- [Instructions for the task] Output all of the data verbatim.
==*==
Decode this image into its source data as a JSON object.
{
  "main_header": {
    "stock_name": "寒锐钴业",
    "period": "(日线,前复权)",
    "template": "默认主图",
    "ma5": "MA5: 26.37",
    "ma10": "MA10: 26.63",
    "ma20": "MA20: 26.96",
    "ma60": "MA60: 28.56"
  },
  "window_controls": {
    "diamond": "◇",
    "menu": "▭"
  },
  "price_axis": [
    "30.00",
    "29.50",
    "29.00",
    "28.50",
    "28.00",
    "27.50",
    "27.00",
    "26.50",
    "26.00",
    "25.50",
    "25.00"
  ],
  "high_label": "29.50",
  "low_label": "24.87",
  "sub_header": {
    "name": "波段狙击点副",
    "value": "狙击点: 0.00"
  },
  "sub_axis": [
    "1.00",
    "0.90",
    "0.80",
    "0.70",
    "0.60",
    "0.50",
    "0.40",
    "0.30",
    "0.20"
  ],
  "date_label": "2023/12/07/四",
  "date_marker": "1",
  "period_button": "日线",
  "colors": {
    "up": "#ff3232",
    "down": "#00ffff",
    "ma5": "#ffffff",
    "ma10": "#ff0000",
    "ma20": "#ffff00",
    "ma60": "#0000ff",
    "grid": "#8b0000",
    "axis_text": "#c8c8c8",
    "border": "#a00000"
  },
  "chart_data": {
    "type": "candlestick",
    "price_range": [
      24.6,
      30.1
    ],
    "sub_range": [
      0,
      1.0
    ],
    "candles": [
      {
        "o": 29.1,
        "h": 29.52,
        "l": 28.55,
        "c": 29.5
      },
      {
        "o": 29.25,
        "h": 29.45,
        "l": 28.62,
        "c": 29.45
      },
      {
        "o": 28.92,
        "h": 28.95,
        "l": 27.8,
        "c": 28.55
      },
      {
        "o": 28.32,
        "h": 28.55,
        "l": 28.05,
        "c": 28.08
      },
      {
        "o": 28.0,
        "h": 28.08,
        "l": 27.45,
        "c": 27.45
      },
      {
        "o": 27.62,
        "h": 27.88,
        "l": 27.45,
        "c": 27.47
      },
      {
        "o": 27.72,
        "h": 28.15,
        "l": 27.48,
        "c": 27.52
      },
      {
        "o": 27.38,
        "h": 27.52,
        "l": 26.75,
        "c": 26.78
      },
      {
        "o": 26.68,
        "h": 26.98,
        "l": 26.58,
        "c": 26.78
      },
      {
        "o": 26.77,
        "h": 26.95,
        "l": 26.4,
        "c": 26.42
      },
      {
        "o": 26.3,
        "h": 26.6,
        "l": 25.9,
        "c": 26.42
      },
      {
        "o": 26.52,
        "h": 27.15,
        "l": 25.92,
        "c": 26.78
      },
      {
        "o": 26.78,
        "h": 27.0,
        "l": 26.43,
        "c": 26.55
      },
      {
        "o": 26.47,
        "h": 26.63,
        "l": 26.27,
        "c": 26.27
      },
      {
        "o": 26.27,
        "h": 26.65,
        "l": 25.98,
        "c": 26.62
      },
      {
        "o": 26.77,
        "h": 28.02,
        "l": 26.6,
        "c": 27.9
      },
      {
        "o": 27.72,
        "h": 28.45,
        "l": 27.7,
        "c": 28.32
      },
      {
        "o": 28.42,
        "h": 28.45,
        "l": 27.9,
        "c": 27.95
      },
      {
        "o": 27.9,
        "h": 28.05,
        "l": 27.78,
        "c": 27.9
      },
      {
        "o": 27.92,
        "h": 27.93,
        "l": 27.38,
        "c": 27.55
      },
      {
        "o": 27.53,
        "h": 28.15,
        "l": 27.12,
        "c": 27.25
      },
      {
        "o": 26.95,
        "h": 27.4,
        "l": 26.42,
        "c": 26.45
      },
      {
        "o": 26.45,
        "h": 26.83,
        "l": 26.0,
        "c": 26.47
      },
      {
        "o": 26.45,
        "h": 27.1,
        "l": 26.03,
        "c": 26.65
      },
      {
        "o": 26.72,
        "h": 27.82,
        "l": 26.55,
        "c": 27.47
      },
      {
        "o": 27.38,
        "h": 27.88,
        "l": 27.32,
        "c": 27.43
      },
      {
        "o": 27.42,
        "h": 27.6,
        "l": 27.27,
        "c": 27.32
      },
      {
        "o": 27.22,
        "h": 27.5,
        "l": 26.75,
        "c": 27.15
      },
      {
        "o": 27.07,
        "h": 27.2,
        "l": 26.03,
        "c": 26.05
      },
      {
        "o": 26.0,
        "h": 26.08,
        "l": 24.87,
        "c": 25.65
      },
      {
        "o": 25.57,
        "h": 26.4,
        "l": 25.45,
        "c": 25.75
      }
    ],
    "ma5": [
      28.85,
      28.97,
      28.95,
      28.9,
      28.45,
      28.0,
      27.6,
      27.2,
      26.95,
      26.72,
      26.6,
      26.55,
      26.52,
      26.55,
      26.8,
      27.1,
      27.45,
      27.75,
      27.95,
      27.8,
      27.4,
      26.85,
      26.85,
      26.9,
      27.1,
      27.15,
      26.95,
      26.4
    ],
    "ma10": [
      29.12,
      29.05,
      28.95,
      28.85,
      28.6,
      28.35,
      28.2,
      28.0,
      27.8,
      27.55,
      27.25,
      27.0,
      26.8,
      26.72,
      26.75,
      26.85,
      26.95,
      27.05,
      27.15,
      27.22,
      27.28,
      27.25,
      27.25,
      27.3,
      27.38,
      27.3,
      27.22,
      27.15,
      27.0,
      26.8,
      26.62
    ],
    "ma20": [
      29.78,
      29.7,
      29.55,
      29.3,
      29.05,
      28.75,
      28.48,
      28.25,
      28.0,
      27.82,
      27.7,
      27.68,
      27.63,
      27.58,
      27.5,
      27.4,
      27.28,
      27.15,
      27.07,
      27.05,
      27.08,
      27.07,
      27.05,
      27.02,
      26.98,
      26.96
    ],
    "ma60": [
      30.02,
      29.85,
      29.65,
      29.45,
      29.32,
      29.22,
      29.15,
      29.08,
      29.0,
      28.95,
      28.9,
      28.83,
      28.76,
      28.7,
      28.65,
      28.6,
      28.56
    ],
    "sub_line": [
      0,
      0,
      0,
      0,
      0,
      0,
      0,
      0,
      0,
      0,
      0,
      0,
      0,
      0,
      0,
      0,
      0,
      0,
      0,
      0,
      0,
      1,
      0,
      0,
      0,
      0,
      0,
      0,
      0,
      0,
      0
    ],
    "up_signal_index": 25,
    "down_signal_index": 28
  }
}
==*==
- [Exercise output]
Decode this image into its source data as a JSON object.
{
  "main_header": {
    "stock_name": "寒锐钴业",
    "period": "(日线,前复权)",
    "template": "默认主图",
    "ma5": "MA5: 26.37",
    "ma10": "MA10: 26.63",
    "ma20": "MA20: 26.96",
    "ma60": "MA60: 28.56"
  },
  "window_controls": {
    "diamond": "◇",
    "menu": "▭"
  },
  "price_axis": [
    "30.00",
    "29.50",
    "29.00",
    "28.50",
    "28.00",
    "27.50",
    "27.00",
    "26.50",
    "26.00",
    "25.50",
    "25.00"
  ],
  "high_label": "29.50",
  "low_label": "24.87",
  "sub_header": {
    "name": "波段狙击点副",
    "value": "狙击点: 0.00"
  },
  "sub_axis": [
    "1.00",
    "0.90",
    "0.80",
    "0.70",
    "0.60",
    "0.50",
    "0.40",
    "0.30",
    "0.20"
  ],
  "date_label": "2023/12/07/四",
  "date_marker": "1",
  "period_button": "日线",
  "colors": {
    "up": "#ff3232",
    "down": "#00ffff",
    "ma5": "#ffffff",
    "ma10": "#ff0000",
    "ma20": "#ffff00",
    "ma60": "#0000ff",
    "grid": "#8b0000",
    "axis_text": "#c8c8c8",
    "border": "#a00000"
  },
  "chart_data": {
    "type": "candlestick",
    "price_range": [
      24.6,
      30.1
    ],
    "sub_range": [
      0,
      1.0
    ],
    "candles": [
      {
        "o": 29.1,
        "h": 29.52,
        "l": 28.55,
        "c": 29.5
      },
      {
        "o": 29.25,
        "h": 29.45,
        "l": 28.62,
        "c": 29.45
      },
      {
        "o": 28.92,
        "h": 28.95,
        "l": 27.8,
        "c": 28.55
      },
      {
        "o": 28.32,
        "h": 28.55,
        "l": 28.05,
        "c": 28.08
      },
      {
        "o": 28.0,
        "h": 28.08,
        "l": 27.45,
        "c": 27.45
      },
      {
        "o": 27.62,
        "h": 27.88,
        "l": 27.45,
        "c": 27.47
      },
      {
        "o": 27.72,
        "h": 28.15,
        "l": 27.48,
        "c": 27.52
      },
      {
        "o": 27.38,
        "h": 27.52,
        "l": 26.75,
        "c": 26.78
      },
      {
        "o": 26.68,
        "h": 26.98,
        "l": 26.58,
        "c": 26.78
      },
      {
        "o": 26.77,
        "h": 26.95,
        "l": 26.4,
        "c": 26.42
      },
      {
        "o": 26.3,
        "h": 26.6,
        "l": 25.9,
        "c": 26.42
      },
      {
        "o": 26.52,
        "h": 27.15,
        "l": 25.92,
        "c": 26.78
      },
      {
        "o": 26.78,
        "h": 27.0,
        "l": 26.43,
        "c": 26.55
      },
      {
        "o": 26.47,
        "h": 26.63,
        "l": 26.27,
        "c": 26.27
      },
      {
        "o": 26.27,
        "h": 26.65,
        "l": 25.98,
        "c": 26.62
      },
      {
        "o": 26.77,
        "h": 28.02,
        "l": 26.6,
        "c": 27.9
      },
      {
        "o": 27.72,
        "h": 28.45,
        "l": 27.7,
        "c": 28.32
      },
      {
        "o": 28.42,
        "h": 28.45,
        "l": 27.9,
        "c": 27.95
      },
      {
        "o": 27.9,
        "h": 28.05,
        "l": 27.78,
        "c": 27.9
      },
      {
        "o": 27.92,
        "h": 27.93,
        "l": 27.38,
        "c": 27.55
      },
      {
        "o": 27.53,
        "h": 28.15,
        "l": 27.12,
        "c": 27.25
      },
      {
        "o": 26.95,
        "h": 27.4,
        "l": 26.42,
        "c": 26.45
      },
      {
        "o": 26.45,
        "h": 26.83,
        "l": 26.0,
        "c": 26.47
      },
      {
        "o": 26.45,
        "h": 27.1,
        "l": 26.03,
        "c": 26.65
      },
      {
        "o": 26.72,
        "h": 27.82,
        "l": 26.55,
        "c": 27.47
      },
      {
        "o": 27.38,
        "h": 27.88,
        "l": 27.32,
        "c": 27.43
      },
      {
        "o": 27.42,
        "h": 27.6,
        "l": 27.27,
        "c": 27.32
      },
      {
        "o": 27.22,
        "h": 27.5,
        "l": 26.75,
        "c": 27.15
      },
      {
        "o": 27.07,
        "h": 27.2,
        "l": 26.03,
        "c": 26.05
      },
      {
        "o": 26.0,
        "h": 26.08,
        "l": 24.87,
        "c": 25.65
      },
      {
        "o": 25.57,
        "h": 26.4,
        "l": 25.45,
        "c": 25.75
      }
    ],
    "ma5": [
      28.85,
      28.97,
      28.95,
      28.9,
      28.45,
      28.0,
      27.6,
      27.2,
      26.95,
      26.72,
      26.6,
      26.55,
      26.52,
      26.55,
      26.8,
      27.1,
      27.45,
      27.75,
      27.95,
      27.8,
      27.4,
      26.85,
      26.85,
      26.9,
      27.1,
      27.15,
      26.95,
      26.4
    ],
    "ma10": [
      29.12,
      29.05,
      28.95,
      28.85,
      28.6,
      28.35,
      28.2,
      28.0,
      27.8,
      27.55,
      27.25,
      27.0,
      26.8,
      26.72,
      26.75,
      26.85,
      26.95,
      27.05,
      27.15,
      27.22,
      27.28,
      27.25,
      27.25,
      27.3,
      27.38,
      27.3,
      27.22,
      27.15,
      27.0,
      26.8,
      26.62
    ],
    "ma20": [
      29.78,
      29.7,
      29.55,
      29.3,
      29.05,
      28.75,
      28.48,
      28.25,
      28.0,
      27.82,
      27.7,
      27.68,
      27.63,
      27.58,
      27.5,
      27.4,
      27.28,
      27.15,
      27.07,
      27.05,
      27.08,
      27.07,
      27.05,
      27.02,
      26.98,
      26.96
    ],
    "ma60": [
      30.02,
      29.85,
      29.65,
      29.45,
      29.32,
      29.22,
      29.15,
      29.08,
      29.0,
      28.95,
      28.9,
      28.83,
      28.76,
      28.7,
      28.65,
      28.6,
      28.56
    ],
    "sub_line": [
      0,
      0,
      0,
      0,
      0,
      0,
      0,
      0,
      0,
      0,
      0,
      0,
      0,
      0,
      0,
      0,
      0,
      0,
      0,
      0,
      0,
      1,
      0,
      0,
      0,
      0,
      0,
      0,
      0,
      0,
      0
    ],
    "up_signal_index": 25,
    "down_signal_index": 28
  }
}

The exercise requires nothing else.